Source records:

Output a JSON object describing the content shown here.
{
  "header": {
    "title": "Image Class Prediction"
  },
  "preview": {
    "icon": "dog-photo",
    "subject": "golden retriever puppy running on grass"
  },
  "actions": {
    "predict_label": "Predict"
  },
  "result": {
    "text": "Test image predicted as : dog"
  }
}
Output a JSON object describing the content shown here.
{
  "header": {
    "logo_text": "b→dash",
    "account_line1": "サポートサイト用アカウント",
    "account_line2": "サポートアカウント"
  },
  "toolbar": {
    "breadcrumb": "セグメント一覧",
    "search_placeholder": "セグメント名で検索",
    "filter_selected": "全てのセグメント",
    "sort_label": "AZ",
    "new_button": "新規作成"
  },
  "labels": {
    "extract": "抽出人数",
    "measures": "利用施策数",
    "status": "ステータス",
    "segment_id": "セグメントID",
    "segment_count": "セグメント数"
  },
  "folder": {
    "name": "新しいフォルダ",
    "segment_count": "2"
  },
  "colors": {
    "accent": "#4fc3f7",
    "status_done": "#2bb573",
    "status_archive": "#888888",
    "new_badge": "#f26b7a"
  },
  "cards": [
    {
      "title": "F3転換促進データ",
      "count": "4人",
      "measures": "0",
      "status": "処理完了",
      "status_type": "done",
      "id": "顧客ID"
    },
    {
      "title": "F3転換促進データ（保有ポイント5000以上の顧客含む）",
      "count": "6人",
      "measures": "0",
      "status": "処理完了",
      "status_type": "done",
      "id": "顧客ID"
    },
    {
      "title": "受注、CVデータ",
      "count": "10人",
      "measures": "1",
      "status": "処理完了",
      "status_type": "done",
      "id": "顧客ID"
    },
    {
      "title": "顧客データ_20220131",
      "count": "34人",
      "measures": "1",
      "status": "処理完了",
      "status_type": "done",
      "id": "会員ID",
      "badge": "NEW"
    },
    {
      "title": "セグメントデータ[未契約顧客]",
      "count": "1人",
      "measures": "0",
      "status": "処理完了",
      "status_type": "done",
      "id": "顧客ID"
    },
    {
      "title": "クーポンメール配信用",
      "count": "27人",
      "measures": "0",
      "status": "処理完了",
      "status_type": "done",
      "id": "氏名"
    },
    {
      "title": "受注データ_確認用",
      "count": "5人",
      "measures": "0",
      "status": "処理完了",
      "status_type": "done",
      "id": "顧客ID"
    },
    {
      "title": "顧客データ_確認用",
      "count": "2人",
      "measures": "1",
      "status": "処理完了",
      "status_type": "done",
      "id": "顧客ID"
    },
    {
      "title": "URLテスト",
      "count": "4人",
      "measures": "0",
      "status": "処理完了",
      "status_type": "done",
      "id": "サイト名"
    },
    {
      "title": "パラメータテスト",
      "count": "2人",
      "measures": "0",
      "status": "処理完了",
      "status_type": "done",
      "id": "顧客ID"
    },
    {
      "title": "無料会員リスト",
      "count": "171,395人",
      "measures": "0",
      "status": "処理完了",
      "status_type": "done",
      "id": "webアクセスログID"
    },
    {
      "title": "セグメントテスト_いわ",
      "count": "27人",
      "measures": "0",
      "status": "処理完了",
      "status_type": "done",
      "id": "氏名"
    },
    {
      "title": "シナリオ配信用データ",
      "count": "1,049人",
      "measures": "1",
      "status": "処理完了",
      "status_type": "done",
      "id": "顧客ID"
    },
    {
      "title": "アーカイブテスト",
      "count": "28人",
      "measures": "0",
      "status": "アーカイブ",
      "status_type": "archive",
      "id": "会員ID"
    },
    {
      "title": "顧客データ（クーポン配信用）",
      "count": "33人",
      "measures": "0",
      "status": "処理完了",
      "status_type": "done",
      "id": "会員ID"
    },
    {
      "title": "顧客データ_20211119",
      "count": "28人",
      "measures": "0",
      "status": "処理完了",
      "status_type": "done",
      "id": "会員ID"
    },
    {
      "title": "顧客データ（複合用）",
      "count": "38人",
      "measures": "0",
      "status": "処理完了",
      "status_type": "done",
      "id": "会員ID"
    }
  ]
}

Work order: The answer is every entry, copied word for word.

Your response:
Output a JSON object describing the content shown here.
{
  "header": {
    "title": "Image Class Prediction"
  },
  "preview": {
    "icon": "dog-photo",
    "subject": "golden retriever puppy running on grass"
  },
  "actions": {
    "predict_label": "Predict"
  },
  "result": {
    "text": "Test image predicted as : dog"
  }
}
Output a JSON object describing the content shown here.
{
  "header": {
    "logo_text": "b→dash",
    "account_line1": "サポートサイト用アカウント",
    "account_line2": "サポートアカウント"
  },
  "toolbar": {
    "breadcrumb": "セグメント一覧",
    "search_placeholder": "セグメント名で検索",
    "filter_selected": "全てのセグメント",
    "sort_label": "AZ",
    "new_button": "新規作成"
  },
  "labels": {
    "extract": "抽出人数",
    "measures": "利用施策数",
    "status": "ステータス",
    "segment_id": "セグメントID",
    "segment_count": "セグメント数"
  },
  "folder": {
    "name": "新しいフォルダ",
    "segment_count": "2"
  },
  "colors": {
    "accent": "#4fc3f7",
    "status_done": "#2bb573",
    "status_archive": "#888888",
    "new_badge": "#f26b7a"
  },
  "cards": [
    {
      "title": "F3転換促進データ",
      "count": "4人",
      "measures": "0",
      "status": "処理完了",
      "status_type": "done",
      "id": "顧客ID"
    },
    {
      "title": "F3転換促進データ（保有ポイント5000以上の顧客含む）",
      "count": "6人",
      "measures": "0",
      "status": "処理完了",
      "status_type": "done",
      "id": "顧客ID"
    },
    {
      "title": "受注、CVデータ",
      "count": "10人",
      "measures": "1",
      "status": "処理完了",
      "status_type": "done",
      "id": "顧客ID"
    },
    {
      "title": "顧客データ_20220131",
      "count": "34人",
      "measures": "1",
      "status": "処理完了",
      "status_type": "done",
      "id": "会員ID",
      "badge": "NEW"
    },
    {
      "title": "セグメントデータ[未契約顧客]",
      "count": "1人",
      "measures": "0",
      "status": "処理完了",
      "status_type": "done",
      "id": "顧客ID"
    },
    {
      "title": "クーポンメール配信用",
      "count": "27人",
      "measures": "0",
      "status": "処理完了",
      "status_type": "done",
      "id": "氏名"
    },
    {
      "title": "受注データ_確認用",
      "count": "5人",
      "measures": "0",
      "status": "処理完了",
      "status_type": "done",
      "id": "顧客ID"
    },
    {
      "title": "顧客データ_確認用",
      "count": "2人",
      "measures": "1",
      "status": "処理完了",
      "status_type": "done",
      "id": "顧客ID"
    },
    {
      "title": "URLテスト",
      "count": "4人",
      "measures": "0",
      "status": "処理完了",
      "status_type": "done",
      "id": "サイト名"
    },
    {
      "title": "パラメータテスト",
      "count": "2人",
      "measures": "0",
      "status": "処理完了",
      "status_type": "done",
      "id": "顧客ID"
    },
    {
      "title": "無料会員リスト",
      "count": "171,395人",
      "measures": "0",
      "status": "処理完了",
      "status_type": "done",
      "id": "webアクセスログID"
    },
    {
      "title": "セグメントテスト_いわ",
      "count": "27人",
      "measures": "0",
      "status": "処理完了",
      "status_type": "done",
      "id": "氏名"
    },
    {
      "title": "シナリオ配信用データ",
      "count": "1,049人",
      "measures": "1",
      "status": "処理完了",
      "status_type": "done",
      "id": "顧客ID"
    },
    {
      "title": "アーカイブテスト",
      "count": "28人",
      "measures": "0",
      "status": "アーカイブ",
      "status_type": "archive",
      "id": "会員ID"
    },
    {
      "title": "顧客データ（クーポン配信用）",
      "count": "33人",
      "measures": "0",
      "status": "処理完了",
      "status_type": "done",
      "id": "会員ID"
    },
    {
      "title": "顧客データ_20211119",
      "count": "28人",
      "measures": "0",
      "status": "処理完了",
      "status_type": "done",
      "id": "会員ID"
    },
    {
      "title": "顧客データ（複合用）",
      "count": "38人",
      "measures": "0",
      "status": "処理完了",
      "status_type": "done",
      "id": "会員ID"
    }
  ]
}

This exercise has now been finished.